@Marianne_PTF: @Kathleen_Wynne #ontag please make it a priority to implement a food policy, creating jobs and improve social justice in Ontario..lead us.

@mabelsarnia: @Kathleen_Wynne Congrats! Looking forward to a new & Wynne- Improved Food Act. Also - Glad to see Lambton represented on transition team!

@GeorginaBencsik: Ditto @edibleTORONTO

@edibleTORONTO: Thrilled with what I've seen so far, @Kathleen_Wynne! Congrats on your win. Hope local-food initiatives, incl a real food policy, on agenda.

@LisaBorden: @Kathleen_Wynne a sustainable food policy needs to be a priority! there are lots of us to support you! #ontag

@freshcityfarms: @Kathleen_Wynne Congratulations! Come see us #farmthecity and meet our farmers to see how #urbanag is growing jobs in #Ontario#ontag.
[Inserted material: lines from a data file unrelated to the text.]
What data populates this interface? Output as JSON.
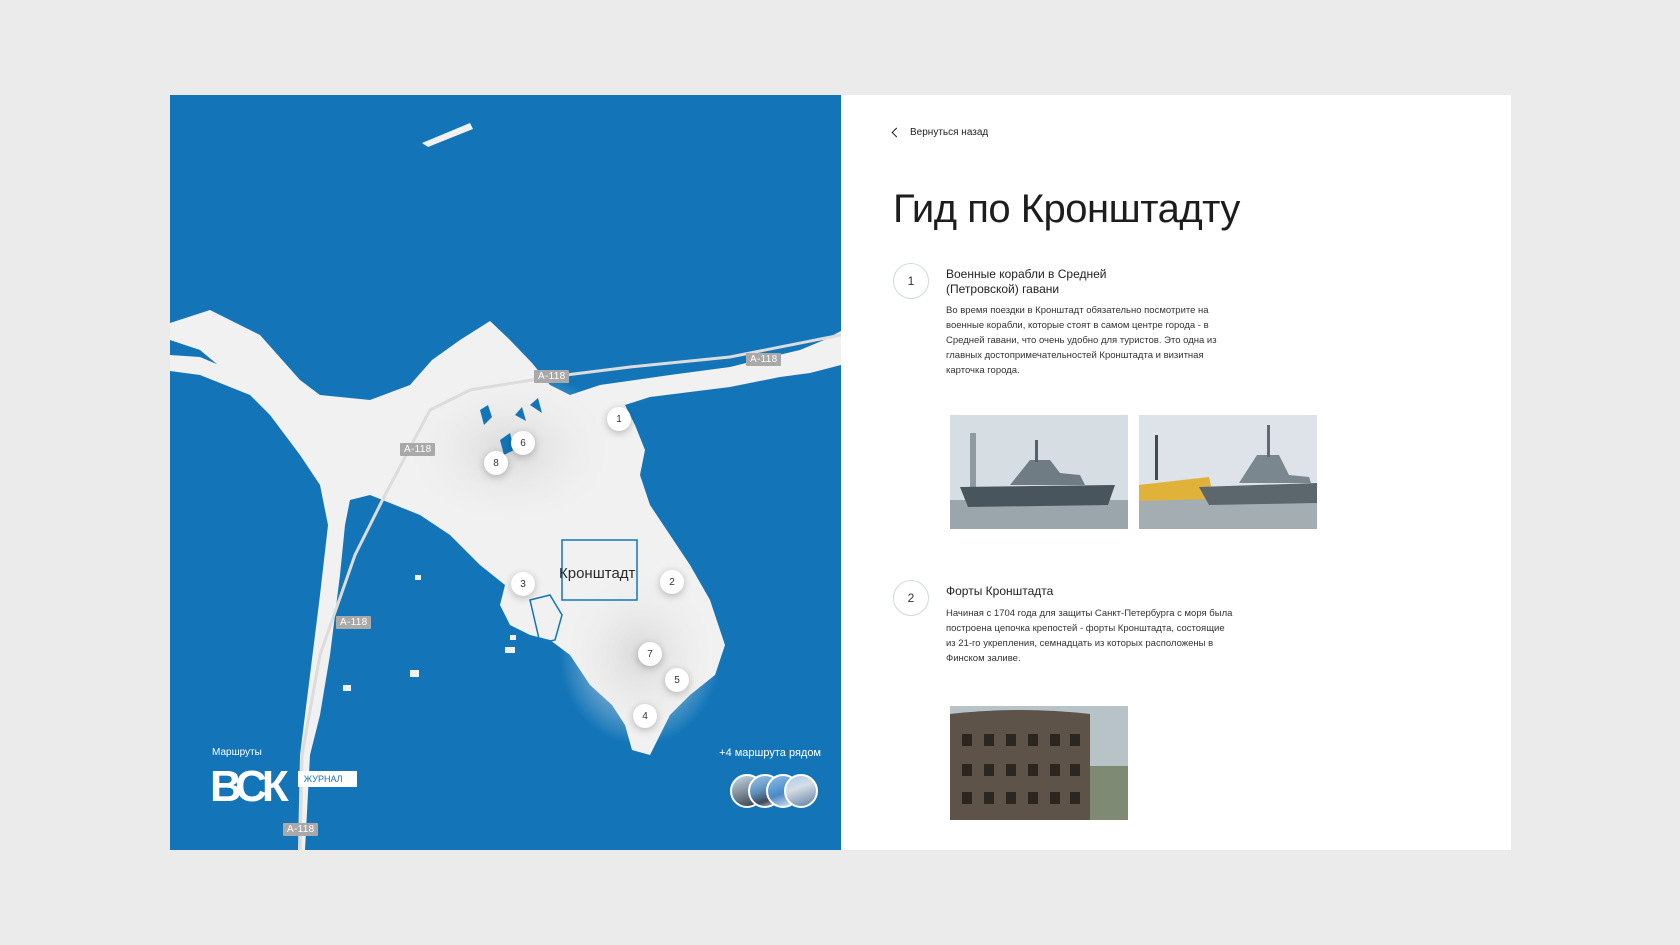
{
  "map": {
    "routes_caption": "Маршруты",
    "logo_text": "ВСК",
    "logo_badge": "ЖУРНАЛ",
    "nearby_routes": "+4 маршрута рядом",
    "city_label": "Кронштадт",
    "road_label": "А-118",
    "pins": [
      "1",
      "2",
      "3",
      "4",
      "5",
      "6",
      "7",
      "8"
    ],
    "colors": {
      "water": "#1375b8",
      "land": "#f1f1f1",
      "road_badge": "#a9a9a9"
    }
  },
  "back_link": "Вернуться назад",
  "page_title": "Гид по Кронштадту",
  "entries": [
    {
      "number": "1",
      "title": "Военные корабли в Средней (Петровской) гавани",
      "text": "Во время поездки в Кронштадт обязательно посмотрите на военные корабли, которые стоят в самом центре города - в Средней гавани, что очень удобно для туристов. Это одна из главных достопримечательностей Кронштадта и визитная карточка города."
    },
    {
      "number": "2",
      "title": "Форты Кронштадта",
      "text": "Начиная с 1704 года для защиты Санкт-Петербурга с моря была построена цепочка крепостей - форты Кронштадта, состоящие из 21-го укрепления, семнадцать из которых расположены в Финском заливе."
    }
  ]
}
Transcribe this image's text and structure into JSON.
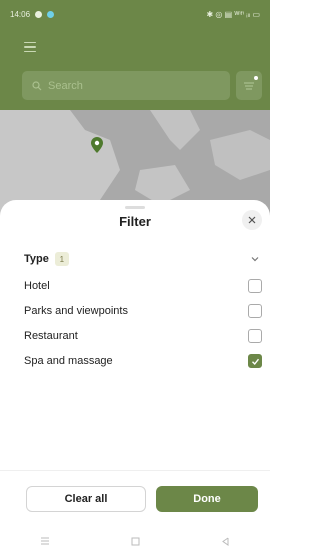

@artsysoma: @Kathleen_Wynne congrats! A sustainable food policy is important for ON #ontag

@vanessalingyu: @kathleen_wynne congrats! great news 4 #Onpoli, #foodjustice, #ontagfood & farming cc: @SustainOntario, @pushfoodforward

@smartgaysian: Congratulations @Kathleen_Wynne! Her and I both know that improved food policy is a priority and develops social justice. @pushFoodForward

@LettuceConnect: Lettuce hope that @Kathleen_Wynne will turnip the beet for #foodON and #foodTO (as she told @pushFoodForward she would be

@foodgypsy: Congratulations @Kathleen_Wynne. Best of luck on good food policy which will lead to jobs and better social justice. Let's move forward

@GreenEarthTO: Congrads! @Kathleen_Wynne #ontag good food policy is a priority and will create jobs/improve social justice

@OccupyGardensTO: @Kathleen_Wynne Congrats! It's thyme 4 food justice! Kids hungry now! Imagine a Garden @ Every School and a Community Garden @ Queens Park!

@TeamHeadwaters: @Kathleen_Wynne Buy Ontario lettuce, taters & more if chosen Premier! Protect prime farmland & water. Grow jobs, too.#FoodAndWaterFirst